Sales at Wet Seal stores opened at least a year declined in January.
The Wet Seal Inc. promoted two executives to help bring the company's struggling mall stores back to their fashion-forward roots.
The Foothill Ranch-based firm said Kim Bajrech is the senior vice president-general merchandising of apparel for the company’s flagship Wet Seal brand. Debbie Shinn joins her as senior vice president-general merchandising manager of accessories and ready-to-wear for the flagship brand. Previously the two women were vice president-divisional managers.
CEO John Goodman said in a statement that he believes he has the “right team in place” to help reenergize the Wet Seal business.
“They have a deep understanding of the fast fashion market, they know the Wet Seal customer well and they are executing on all fronts as we return the business to its roots,” Goodman said.
Wet Seal Inc. operates 530 stores, with 468 locations under its flagship brand. The company reported a $85.8 million net loss in its fourth quarter, compared to a $1.1 million net gain a year ago.
Earlier this year, the company cut 35 jobs and two executives resigned, including its president.
One of the challenges for Wet Seal is competing against fast-fashion chain Forever 21, which are almost like mini-department stores, said Gabriella Santaniello, senior vice president of retail market research at securities firm Wedbush.

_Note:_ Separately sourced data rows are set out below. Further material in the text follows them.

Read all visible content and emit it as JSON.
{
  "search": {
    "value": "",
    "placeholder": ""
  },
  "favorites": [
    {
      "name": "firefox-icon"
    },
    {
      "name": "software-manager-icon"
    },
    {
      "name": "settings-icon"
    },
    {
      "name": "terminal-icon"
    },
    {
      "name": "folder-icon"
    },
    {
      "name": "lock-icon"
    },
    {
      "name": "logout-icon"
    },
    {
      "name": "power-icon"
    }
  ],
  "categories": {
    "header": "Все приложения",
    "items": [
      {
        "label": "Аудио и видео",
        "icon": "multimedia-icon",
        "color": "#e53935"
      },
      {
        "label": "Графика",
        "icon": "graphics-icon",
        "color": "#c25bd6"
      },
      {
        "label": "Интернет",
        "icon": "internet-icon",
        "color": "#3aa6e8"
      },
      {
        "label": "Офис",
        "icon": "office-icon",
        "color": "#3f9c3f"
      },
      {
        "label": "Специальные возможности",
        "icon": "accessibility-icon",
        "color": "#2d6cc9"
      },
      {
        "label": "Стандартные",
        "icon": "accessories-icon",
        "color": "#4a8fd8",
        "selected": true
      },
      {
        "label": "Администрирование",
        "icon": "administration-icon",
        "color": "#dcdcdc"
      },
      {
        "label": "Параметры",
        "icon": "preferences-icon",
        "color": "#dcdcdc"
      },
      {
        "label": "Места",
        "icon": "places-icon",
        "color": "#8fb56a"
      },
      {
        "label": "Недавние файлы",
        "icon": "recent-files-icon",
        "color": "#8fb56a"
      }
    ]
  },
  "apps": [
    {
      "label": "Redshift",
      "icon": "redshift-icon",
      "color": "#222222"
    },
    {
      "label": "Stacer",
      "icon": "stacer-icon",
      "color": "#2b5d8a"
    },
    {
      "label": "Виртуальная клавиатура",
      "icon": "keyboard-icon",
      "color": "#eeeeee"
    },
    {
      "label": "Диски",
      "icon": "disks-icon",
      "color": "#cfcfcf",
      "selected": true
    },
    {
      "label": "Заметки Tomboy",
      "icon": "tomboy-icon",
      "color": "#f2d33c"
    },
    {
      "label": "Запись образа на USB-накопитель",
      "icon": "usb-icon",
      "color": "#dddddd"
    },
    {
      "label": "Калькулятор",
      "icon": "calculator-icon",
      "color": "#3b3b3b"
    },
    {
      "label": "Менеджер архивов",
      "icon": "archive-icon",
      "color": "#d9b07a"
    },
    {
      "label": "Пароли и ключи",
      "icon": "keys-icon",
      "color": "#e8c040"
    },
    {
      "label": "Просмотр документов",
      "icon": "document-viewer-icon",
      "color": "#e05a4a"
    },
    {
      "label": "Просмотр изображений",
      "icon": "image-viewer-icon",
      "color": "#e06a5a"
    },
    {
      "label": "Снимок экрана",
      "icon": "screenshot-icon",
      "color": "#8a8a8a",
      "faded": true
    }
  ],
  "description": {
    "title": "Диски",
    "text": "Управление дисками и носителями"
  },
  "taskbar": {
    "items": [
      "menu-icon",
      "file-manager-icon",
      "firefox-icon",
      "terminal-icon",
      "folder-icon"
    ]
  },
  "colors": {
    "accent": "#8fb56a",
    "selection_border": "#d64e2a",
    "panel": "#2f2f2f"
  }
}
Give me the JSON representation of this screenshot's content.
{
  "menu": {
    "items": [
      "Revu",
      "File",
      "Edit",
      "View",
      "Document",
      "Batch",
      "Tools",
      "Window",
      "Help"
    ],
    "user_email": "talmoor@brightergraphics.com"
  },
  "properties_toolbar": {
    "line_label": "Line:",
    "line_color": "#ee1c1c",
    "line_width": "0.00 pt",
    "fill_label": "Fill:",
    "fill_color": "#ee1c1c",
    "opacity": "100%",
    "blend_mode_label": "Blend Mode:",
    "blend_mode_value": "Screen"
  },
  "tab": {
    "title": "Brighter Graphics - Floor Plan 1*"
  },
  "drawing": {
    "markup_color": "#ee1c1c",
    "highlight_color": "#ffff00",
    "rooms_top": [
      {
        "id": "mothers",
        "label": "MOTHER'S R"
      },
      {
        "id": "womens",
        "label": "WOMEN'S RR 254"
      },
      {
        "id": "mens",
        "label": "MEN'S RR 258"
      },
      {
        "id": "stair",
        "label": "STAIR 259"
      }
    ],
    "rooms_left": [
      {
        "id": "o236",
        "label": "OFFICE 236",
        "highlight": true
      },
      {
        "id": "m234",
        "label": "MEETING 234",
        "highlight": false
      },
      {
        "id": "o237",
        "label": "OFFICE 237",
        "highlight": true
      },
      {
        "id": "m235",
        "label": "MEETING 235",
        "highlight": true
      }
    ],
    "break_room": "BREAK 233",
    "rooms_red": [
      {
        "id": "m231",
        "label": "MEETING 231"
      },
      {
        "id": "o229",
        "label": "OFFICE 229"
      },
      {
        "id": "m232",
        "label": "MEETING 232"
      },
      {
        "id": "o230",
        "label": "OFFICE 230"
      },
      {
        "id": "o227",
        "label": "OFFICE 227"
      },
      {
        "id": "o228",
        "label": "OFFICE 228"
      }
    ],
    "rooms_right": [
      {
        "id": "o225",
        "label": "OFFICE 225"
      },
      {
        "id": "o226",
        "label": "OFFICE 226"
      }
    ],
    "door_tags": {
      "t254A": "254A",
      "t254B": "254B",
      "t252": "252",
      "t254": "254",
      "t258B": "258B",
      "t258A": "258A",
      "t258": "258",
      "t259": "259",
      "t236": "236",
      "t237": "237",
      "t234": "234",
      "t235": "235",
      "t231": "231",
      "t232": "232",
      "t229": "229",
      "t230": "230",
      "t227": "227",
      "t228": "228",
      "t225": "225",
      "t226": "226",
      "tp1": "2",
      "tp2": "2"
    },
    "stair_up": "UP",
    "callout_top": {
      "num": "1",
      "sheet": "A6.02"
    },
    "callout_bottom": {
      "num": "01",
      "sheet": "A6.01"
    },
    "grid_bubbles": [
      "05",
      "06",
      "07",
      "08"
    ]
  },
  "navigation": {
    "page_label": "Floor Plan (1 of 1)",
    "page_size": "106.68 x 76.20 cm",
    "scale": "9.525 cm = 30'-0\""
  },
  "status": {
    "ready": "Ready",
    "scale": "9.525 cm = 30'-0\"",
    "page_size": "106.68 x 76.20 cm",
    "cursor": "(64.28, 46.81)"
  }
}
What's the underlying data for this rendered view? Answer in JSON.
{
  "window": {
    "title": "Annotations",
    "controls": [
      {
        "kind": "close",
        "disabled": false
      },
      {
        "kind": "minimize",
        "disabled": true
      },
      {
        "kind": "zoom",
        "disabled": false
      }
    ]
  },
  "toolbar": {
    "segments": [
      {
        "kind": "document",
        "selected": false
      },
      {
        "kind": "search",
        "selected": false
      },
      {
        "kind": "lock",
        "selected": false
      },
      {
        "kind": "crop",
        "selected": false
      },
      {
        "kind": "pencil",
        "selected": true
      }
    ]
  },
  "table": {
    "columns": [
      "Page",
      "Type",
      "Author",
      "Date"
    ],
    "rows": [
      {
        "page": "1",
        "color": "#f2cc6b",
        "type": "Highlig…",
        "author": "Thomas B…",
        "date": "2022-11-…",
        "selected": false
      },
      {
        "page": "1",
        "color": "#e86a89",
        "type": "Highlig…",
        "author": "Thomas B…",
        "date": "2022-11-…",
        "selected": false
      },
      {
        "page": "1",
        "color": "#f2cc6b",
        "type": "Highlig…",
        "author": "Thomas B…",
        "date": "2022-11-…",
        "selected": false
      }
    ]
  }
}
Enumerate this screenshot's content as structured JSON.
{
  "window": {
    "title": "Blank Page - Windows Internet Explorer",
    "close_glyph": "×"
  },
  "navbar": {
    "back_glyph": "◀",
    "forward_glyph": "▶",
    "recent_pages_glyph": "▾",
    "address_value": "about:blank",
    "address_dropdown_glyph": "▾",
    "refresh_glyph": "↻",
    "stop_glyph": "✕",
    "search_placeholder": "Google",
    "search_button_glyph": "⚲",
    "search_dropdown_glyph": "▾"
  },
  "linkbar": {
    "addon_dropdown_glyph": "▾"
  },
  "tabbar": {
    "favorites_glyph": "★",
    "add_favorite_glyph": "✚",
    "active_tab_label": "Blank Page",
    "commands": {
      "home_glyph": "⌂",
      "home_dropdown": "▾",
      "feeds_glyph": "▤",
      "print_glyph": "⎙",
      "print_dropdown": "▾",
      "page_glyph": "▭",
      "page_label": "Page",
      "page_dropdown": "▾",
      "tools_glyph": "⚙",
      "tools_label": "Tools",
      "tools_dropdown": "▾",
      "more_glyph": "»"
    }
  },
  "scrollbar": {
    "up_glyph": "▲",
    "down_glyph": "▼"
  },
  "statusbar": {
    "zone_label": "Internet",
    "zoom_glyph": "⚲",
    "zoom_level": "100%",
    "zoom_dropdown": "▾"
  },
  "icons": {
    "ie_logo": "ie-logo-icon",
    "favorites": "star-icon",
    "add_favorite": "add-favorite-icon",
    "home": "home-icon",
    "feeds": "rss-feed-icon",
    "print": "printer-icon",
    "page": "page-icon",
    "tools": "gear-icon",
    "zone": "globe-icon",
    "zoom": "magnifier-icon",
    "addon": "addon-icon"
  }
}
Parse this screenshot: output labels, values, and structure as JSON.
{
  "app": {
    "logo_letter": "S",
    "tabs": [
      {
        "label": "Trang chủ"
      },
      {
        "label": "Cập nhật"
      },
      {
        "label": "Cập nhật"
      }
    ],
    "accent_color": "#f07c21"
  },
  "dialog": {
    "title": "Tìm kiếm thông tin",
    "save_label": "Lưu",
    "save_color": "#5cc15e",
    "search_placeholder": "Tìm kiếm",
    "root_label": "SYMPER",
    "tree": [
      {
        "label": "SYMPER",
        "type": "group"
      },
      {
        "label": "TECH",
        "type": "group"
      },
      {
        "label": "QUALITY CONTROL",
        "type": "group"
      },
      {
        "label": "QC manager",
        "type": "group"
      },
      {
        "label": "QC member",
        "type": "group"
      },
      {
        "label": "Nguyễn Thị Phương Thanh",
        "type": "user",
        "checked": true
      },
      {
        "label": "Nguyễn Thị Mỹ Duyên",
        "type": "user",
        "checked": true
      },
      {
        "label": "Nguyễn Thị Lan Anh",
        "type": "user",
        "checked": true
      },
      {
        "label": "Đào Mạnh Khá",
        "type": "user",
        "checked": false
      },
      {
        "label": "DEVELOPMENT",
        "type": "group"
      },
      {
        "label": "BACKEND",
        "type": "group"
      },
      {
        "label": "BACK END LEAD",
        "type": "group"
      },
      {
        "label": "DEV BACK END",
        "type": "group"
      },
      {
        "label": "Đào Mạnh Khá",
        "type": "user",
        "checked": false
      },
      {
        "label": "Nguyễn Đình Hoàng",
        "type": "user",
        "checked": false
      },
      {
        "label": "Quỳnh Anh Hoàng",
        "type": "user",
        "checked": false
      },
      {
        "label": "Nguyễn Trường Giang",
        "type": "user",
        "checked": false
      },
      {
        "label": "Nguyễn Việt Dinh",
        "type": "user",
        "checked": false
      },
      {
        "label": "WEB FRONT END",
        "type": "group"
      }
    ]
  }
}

Wet Seal's target customers are females 13 to 19 years old.
“It’s very difficult to compete with Forever 21, with the sheer volume that they do, and the pricing power that they have,” Santaniello told KPCC in an interview earlier this year.